= Records =
⁂

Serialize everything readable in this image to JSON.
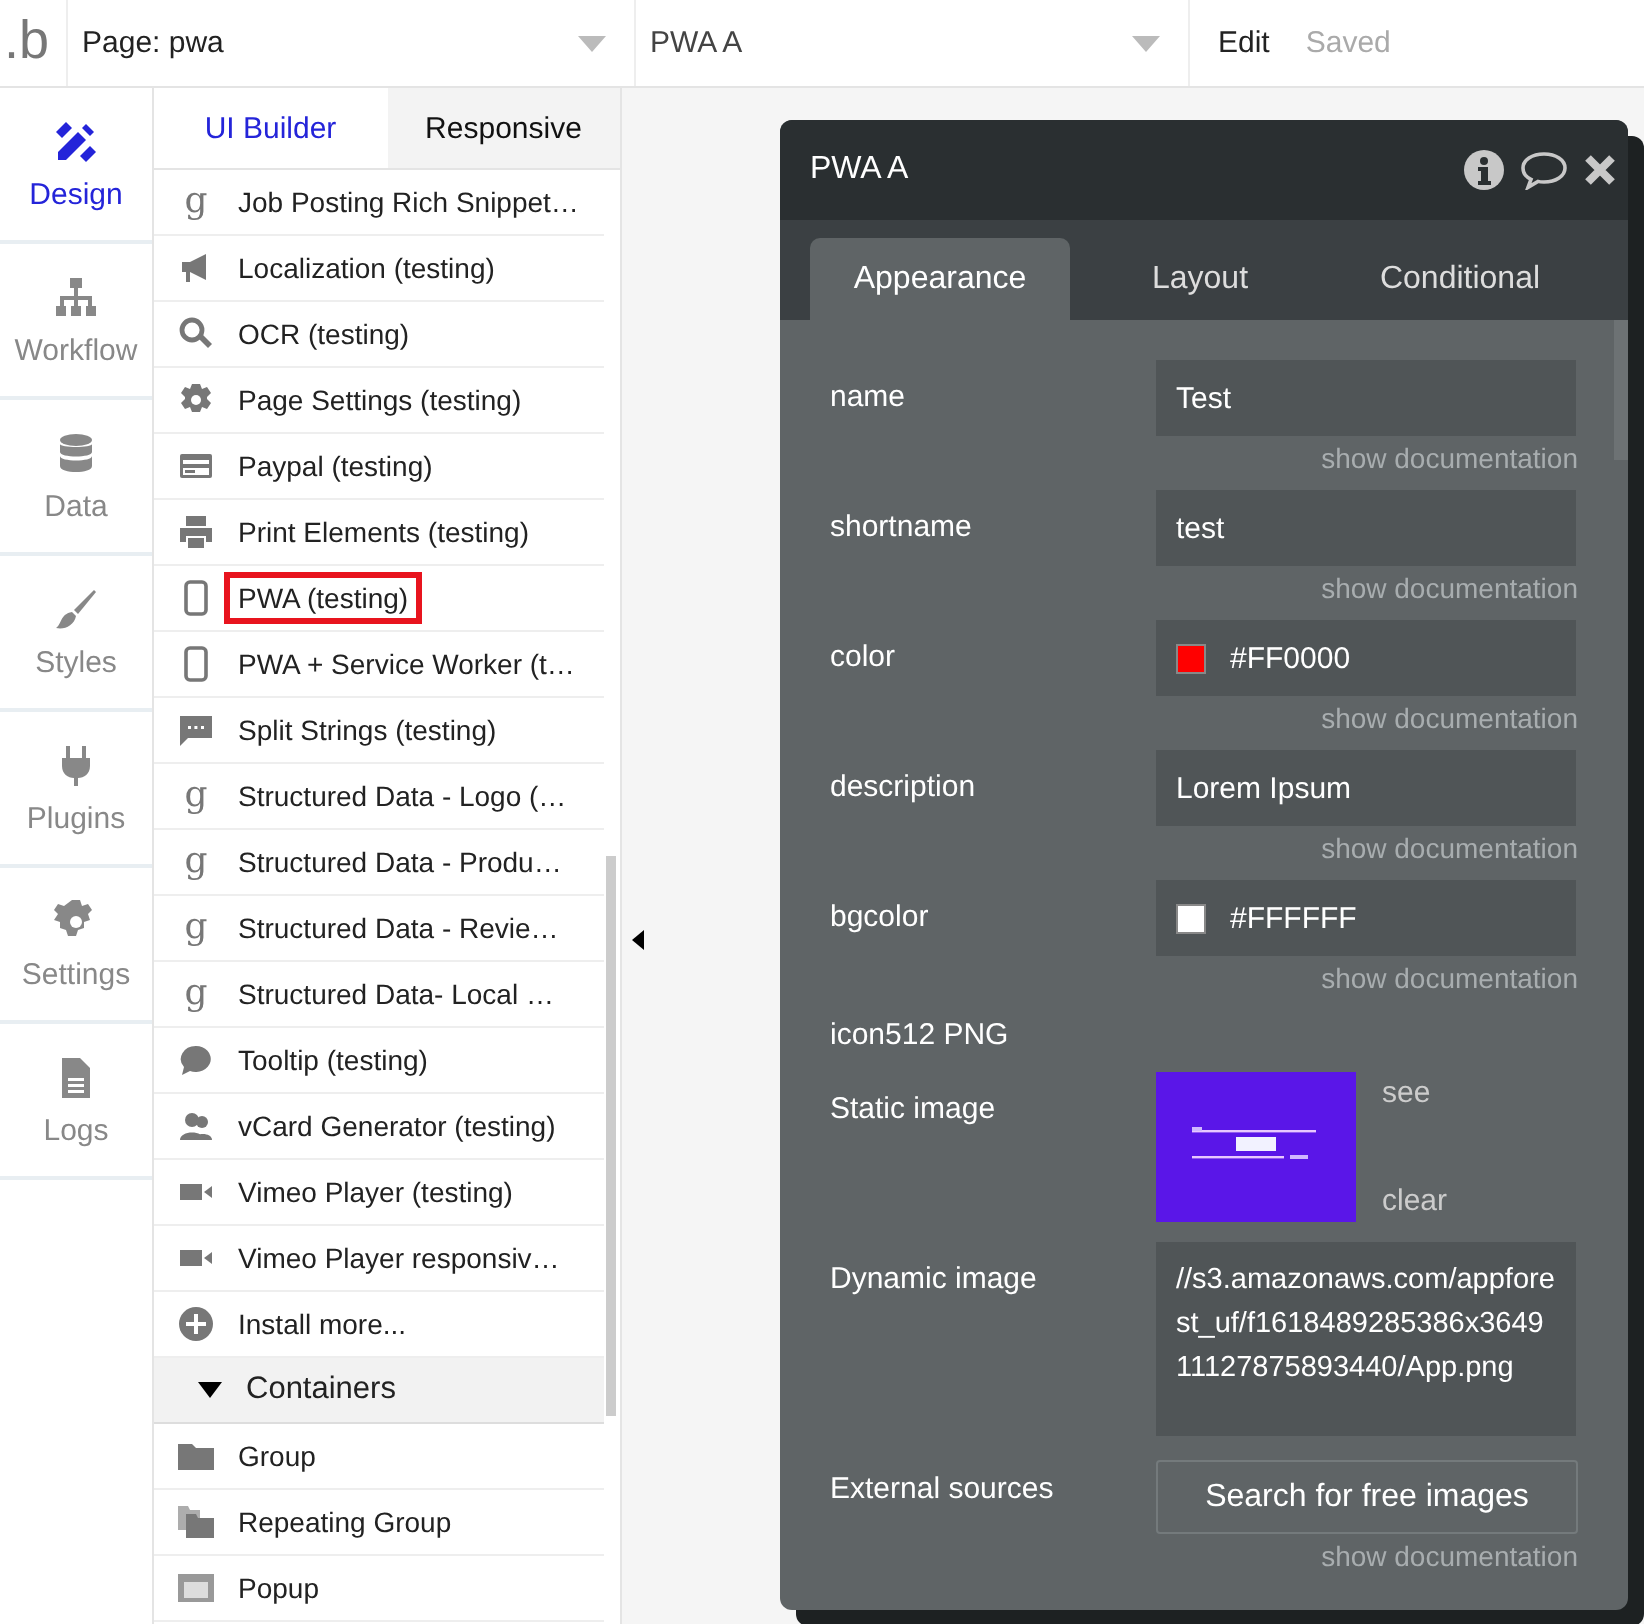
{
  "topbar": {
    "logo": ".b",
    "page_selector": "Page: pwa",
    "element_selector": "PWA A",
    "menu": "Edit",
    "status": "Saved"
  },
  "nav": [
    {
      "kind": "design",
      "label": "Design",
      "selected": true
    },
    {
      "kind": "workflow",
      "label": "Workflow",
      "selected": false
    },
    {
      "kind": "data",
      "label": "Data",
      "selected": false
    },
    {
      "kind": "styles",
      "label": "Styles",
      "selected": false
    },
    {
      "kind": "plugins",
      "label": "Plugins",
      "selected": false
    },
    {
      "kind": "settings",
      "label": "Settings",
      "selected": false
    },
    {
      "kind": "logs",
      "label": "Logs",
      "selected": false
    }
  ],
  "panel_tabs": [
    {
      "label": "UI Builder",
      "selected": true
    },
    {
      "label": "Responsive",
      "selected": false
    }
  ],
  "elements": [
    {
      "kind": "glyph",
      "glyph": "g",
      "label": "Job Posting Rich Snippet…",
      "highlighted": false
    },
    {
      "kind": "megaphone",
      "label": "Localization (testing)",
      "highlighted": false
    },
    {
      "kind": "search",
      "label": "OCR (testing)",
      "highlighted": false
    },
    {
      "kind": "gear",
      "label": "Page Settings (testing)",
      "highlighted": false
    },
    {
      "kind": "card",
      "label": "Paypal (testing)",
      "highlighted": false
    },
    {
      "kind": "printer",
      "label": "Print Elements (testing)",
      "highlighted": false
    },
    {
      "kind": "phone",
      "label": "PWA (testing)",
      "highlighted": true
    },
    {
      "kind": "phone",
      "label": "PWA + Service Worker (t…",
      "highlighted": false
    },
    {
      "kind": "chat",
      "label": "Split Strings (testing)",
      "highlighted": false
    },
    {
      "kind": "glyph",
      "glyph": "g",
      "label": "Structured Data - Logo (…",
      "highlighted": false
    },
    {
      "kind": "glyph",
      "glyph": "g",
      "label": "Structured Data - Produ…",
      "highlighted": false
    },
    {
      "kind": "glyph",
      "glyph": "g",
      "label": "Structured Data - Revie…",
      "highlighted": false
    },
    {
      "kind": "glyph",
      "glyph": "g",
      "label": "Structured Data- Local …",
      "highlighted": false
    },
    {
      "kind": "bubble",
      "label": "Tooltip (testing)",
      "highlighted": false
    },
    {
      "kind": "people",
      "label": "vCard Generator (testing)",
      "highlighted": false
    },
    {
      "kind": "video",
      "label": "Vimeo Player (testing)",
      "highlighted": false
    },
    {
      "kind": "video",
      "label": "Vimeo Player responsiv…",
      "highlighted": false
    },
    {
      "kind": "plus",
      "label": "Install more...",
      "highlighted": false
    },
    {
      "kind": "section",
      "label": "Containers",
      "expanded": true
    },
    {
      "kind": "folder",
      "label": "Group",
      "highlighted": false
    },
    {
      "kind": "folders",
      "label": "Repeating Group",
      "highlighted": false
    },
    {
      "kind": "popup",
      "label": "Popup",
      "highlighted": false
    }
  ],
  "inspector": {
    "title": "PWA A",
    "tabs": [
      {
        "label": "Appearance",
        "selected": true
      },
      {
        "label": "Layout",
        "selected": false
      },
      {
        "label": "Conditional",
        "selected": false
      }
    ],
    "fields": [
      {
        "kind": "text",
        "label": "name",
        "value": "Test",
        "doc": "show documentation"
      },
      {
        "kind": "text",
        "label": "shortname",
        "value": "test",
        "doc": "show documentation"
      },
      {
        "kind": "color",
        "label": "color",
        "value": "#FF0000",
        "color": "#ff0000",
        "doc": "show documentation"
      },
      {
        "kind": "text",
        "label": "description",
        "value": "Lorem Ipsum",
        "doc": "show documentation"
      },
      {
        "kind": "color",
        "label": "bgcolor",
        "value": "#FFFFFF",
        "color": "#ffffff",
        "doc": "show documentation"
      },
      {
        "kind": "heading",
        "label": "icon512 PNG"
      },
      {
        "label": "Static image",
        "links": [
          "see",
          "clear"
        ]
      },
      {
        "kind": "textarea",
        "label": "Dynamic image",
        "value": "//s3.amazonaws.com/appforest_uf/f1618489285386x364911127875893440/App.png"
      },
      {
        "kind": "button",
        "label": "External sources",
        "value": "Search for free images",
        "doc": "show documentation"
      }
    ]
  }
}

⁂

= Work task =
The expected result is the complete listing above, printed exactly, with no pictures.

= Output of the task =
Serialize everything readable in this image to JSON.
{
  "topbar": {
    "logo": ".b",
    "page_selector": "Page: pwa",
    "element_selector": "PWA A",
    "menu": "Edit",
    "status": "Saved"
  },
  "nav": [
    {
      "kind": "design",
      "label": "Design",
      "selected": true
    },
    {
      "kind": "workflow",
      "label": "Workflow",
      "selected": false
    },
    {
      "kind": "data",
      "label": "Data",
      "selected": false
    },
    {
      "kind": "styles",
      "label": "Styles",
      "selected": false
    },
    {
      "kind": "plugins",
      "label": "Plugins",
      "selected": false
    },
    {
      "kind": "settings",
      "label": "Settings",
      "selected": false
    },
    {
      "kind": "logs",
      "label": "Logs",
      "selected": false
    }
  ],
  "panel_tabs": [
    {
      "label": "UI Builder",
      "selected": true
    },
    {
      "label": "Responsive",
      "selected": false
    }
  ],
  "elements": [
    {
      "kind": "glyph",
      "glyph": "g",
      "label": "Job Posting Rich Snippet…",
      "highlighted": false
    },
    {
      "kind": "megaphone",
      "label": "Localization (testing)",
      "highlighted": false
    },
    {
      "kind": "search",
      "label": "OCR (testing)",
      "highlighted": false
    },
    {
      "kind": "gear",
      "label": "Page Settings (testing)",
      "highlighted": false
    },
    {
      "kind": "card",
      "label": "Paypal (testing)",
      "highlighted": false
    },
    {
      "kind": "printer",
      "label": "Print Elements (testing)",
      "highlighted": false
    },
    {
      "kind": "phone",
      "label": "PWA (testing)",
      "highlighted": true
    },
    {
      "kind": "phone",
      "label": "PWA + Service Worker (t…",
      "highlighted": false
    },
    {
      "kind": "chat",
      "label": "Split Strings (testing)",
      "highlighted": false
    },
    {
      "kind": "glyph",
      "glyph": "g",
      "label": "Structured Data - Logo (…",
      "highlighted": false
    },
    {
      "kind": "glyph",
      "glyph": "g",
      "label": "Structured Data - Produ…",
      "highlighted": false
    },
    {
      "kind": "glyph",
      "glyph": "g",
      "label": "Structured Data - Revie…",
      "highlighted": false
    },
    {
      "kind": "glyph",
      "glyph": "g",
      "label": "Structured Data- Local …",
      "highlighted": false
    },
    {
      "kind": "bubble",
      "label": "Tooltip (testing)",
      "highlighted": false
    },
    {
      "kind": "people",
      "label": "vCard Generator (testing)",
      "highlighted": false
    },
    {
      "kind": "video",
      "label": "Vimeo Player (testing)",
      "highlighted": false
    },
    {
      "kind": "video",
      "label": "Vimeo Player responsiv…",
      "highlighted": false
    },
    {
      "kind": "plus",
      "label": "Install more...",
      "highlighted": false
    },
    {
      "kind": "section",
      "label": "Containers",
      "expanded": true
    },
    {
      "kind": "folder",
      "label": "Group",
      "highlighted": false
    },
    {
      "kind": "folders",
      "label": "Repeating Group",
      "highlighted": false
    },
    {
      "kind": "popup",
      "label": "Popup",
      "highlighted": false
    }
  ],
  "inspector": {
    "title": "PWA A",
    "tabs": [
      {
        "label": "Appearance",
        "selected": true
      },
      {
        "label": "Layout",
        "selected": false
      },
      {
        "label": "Conditional",
        "selected": false
      }
    ],
    "fields": [
      {
        "kind": "text",
        "label": "name",
        "value": "Test",
        "doc": "show documentation"
      },
      {
        "kind": "text",
        "label": "shortname",
        "value": "test",
        "doc": "show documentation"
      },
      {
        "kind": "color",
        "label": "color",
        "value": "#FF0000",
        "color": "#ff0000",
        "doc": "show documentation"
      },
      {
        "kind": "text",
        "label": "description",
        "value": "Lorem Ipsum",
        "doc": "show documentation"
      },
      {
        "kind": "color",
        "label": "bgcolor",
        "value": "#FFFFFF",
        "color": "#ffffff",
        "doc": "show documentation"
      },
      {
        "kind": "heading",
        "label": "icon512 PNG"
      },
      {
        "label": "Static image",
        "links": [
          "see",
          "clear"
        ]
      },
      {
        "kind": "textarea",
        "label": "Dynamic image",
        "value": "//s3.amazonaws.com/appforest_uf/f1618489285386x364911127875893440/App.png"
      },
      {
        "kind": "button",
        "label": "External sources",
        "value": "Search for free images",
        "doc": "show documentation"
      }
    ]
  }
}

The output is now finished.